*** Opening of Dataset records ***

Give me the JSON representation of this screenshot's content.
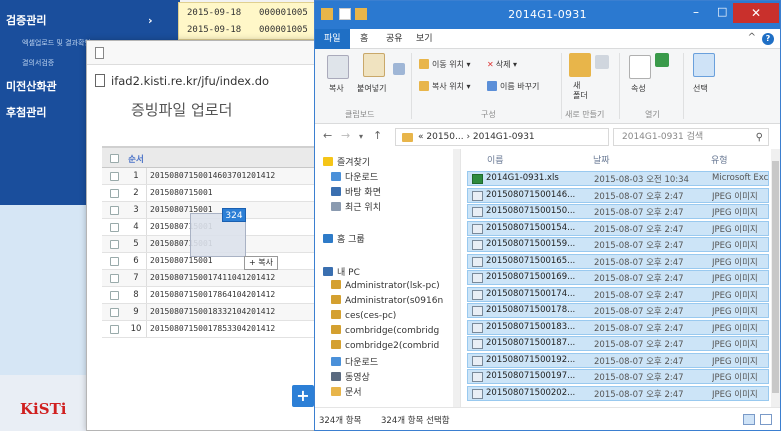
{
  "web": {
    "nav": {
      "items": [
        "검증관리",
        "미전산화관",
        "후첨관리"
      ],
      "subs": [
        "엑셀업로드 및 결과확인",
        "결의서검증"
      ]
    },
    "top_rows": [
      {
        "date": "2015-09-18",
        "num": "000001005"
      },
      {
        "date": "2015-09-18",
        "num": "000001005"
      }
    ],
    "logo": "KiSTi"
  },
  "popup": {
    "url": "ifad2.kisti.re.kr/jfu/index.do",
    "title": "증빙파일 업로더",
    "table_header": "순서",
    "rows": [
      {
        "n": "1",
        "name": "20150807150014603701201412"
      },
      {
        "n": "2",
        "name": "2015080715001"
      },
      {
        "n": "3",
        "name": "2015080715001"
      },
      {
        "n": "4",
        "name": "2015080715001"
      },
      {
        "n": "5",
        "name": "2015080715001"
      },
      {
        "n": "6",
        "name": "2015080715001"
      },
      {
        "n": "7",
        "name": "20150807150017411041201412"
      },
      {
        "n": "8",
        "name": "20150807150017864104201412"
      },
      {
        "n": "9",
        "name": "20150807150018332104201412"
      },
      {
        "n": "10",
        "name": "20150807150017853304201412"
      }
    ],
    "drag_count": "324",
    "copy_tip": "+ 복사",
    "add_label": "+"
  },
  "explorer": {
    "title": "2014G1-0931",
    "tabs": [
      "파일",
      "홈",
      "공유",
      "보기"
    ],
    "ribbon": {
      "copy": "복사",
      "paste": "붙여넣기",
      "move_to": "이동 위치 ▾",
      "delete": "삭제 ▾",
      "copy_to": "복사 위치 ▾",
      "rename": "이름 바꾸기",
      "new_folder": "새\n폴더",
      "properties": "속성",
      "select": "선택",
      "group_clipboard": "클립보드",
      "group_organize": "구성",
      "group_new": "새로 만들기",
      "group_open": "열기"
    },
    "address": "« 20150... › 2014G1-0931",
    "search_placeholder": "2014G1-0931 검색",
    "nav_pane": [
      "즐겨찾기",
      "다운로드",
      "바탕 화면",
      "최근 위치",
      "홈 그룹",
      "내 PC",
      "Administrator(lsk-pc)",
      "Administrator(s0916n",
      "ces(ces-pc)",
      "combridge(combridg",
      "combridge2(combrid",
      "다운로드",
      "동영상",
      "문서"
    ],
    "columns": [
      "이름",
      "날짜",
      "유형"
    ],
    "files": [
      {
        "name": "2014G1-0931.xls",
        "date": "2015-08-03 오전 10:34",
        "type": "Microsoft Exc",
        "kind": "xls"
      },
      {
        "name": "201508071500146...",
        "date": "2015-08-07 오후 2:47",
        "type": "JPEG 이미지",
        "kind": "img"
      },
      {
        "name": "201508071500150...",
        "date": "2015-08-07 오후 2:47",
        "type": "JPEG 이미지",
        "kind": "img"
      },
      {
        "name": "201508071500154...",
        "date": "2015-08-07 오후 2:47",
        "type": "JPEG 이미지",
        "kind": "img"
      },
      {
        "name": "201508071500159...",
        "date": "2015-08-07 오후 2:47",
        "type": "JPEG 이미지",
        "kind": "img"
      },
      {
        "name": "201508071500165...",
        "date": "2015-08-07 오후 2:47",
        "type": "JPEG 이미지",
        "kind": "img"
      },
      {
        "name": "201508071500169...",
        "date": "2015-08-07 오후 2:47",
        "type": "JPEG 이미지",
        "kind": "img"
      },
      {
        "name": "201508071500174...",
        "date": "2015-08-07 오후 2:47",
        "type": "JPEG 이미지",
        "kind": "img"
      },
      {
        "name": "201508071500178...",
        "date": "2015-08-07 오후 2:47",
        "type": "JPEG 이미지",
        "kind": "img"
      },
      {
        "name": "201508071500183...",
        "date": "2015-08-07 오후 2:47",
        "type": "JPEG 이미지",
        "kind": "img"
      },
      {
        "name": "201508071500187...",
        "date": "2015-08-07 오후 2:47",
        "type": "JPEG 이미지",
        "kind": "img"
      },
      {
        "name": "201508071500192...",
        "date": "2015-08-07 오후 2:47",
        "type": "JPEG 이미지",
        "kind": "img"
      },
      {
        "name": "201508071500197...",
        "date": "2015-08-07 오후 2:47",
        "type": "JPEG 이미지",
        "kind": "img"
      },
      {
        "name": "201508071500202...",
        "date": "2015-08-07 오후 2:47",
        "type": "JPEG 이미지",
        "kind": "img"
      }
    ],
    "status_count": "324개 항목",
    "status_selected": "324개 항목 선택함"
  },
  "colors": {
    "nav_blue": "#1a4e9c",
    "titlebar_blue": "#2b79d0",
    "selection": "#cce4f7",
    "close_red": "#c9302c"
  }
}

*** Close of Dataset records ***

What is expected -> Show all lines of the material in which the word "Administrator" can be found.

Response to the exercise ->
      "Administrator(lsk-pc)",
      "Administrator(s0916n",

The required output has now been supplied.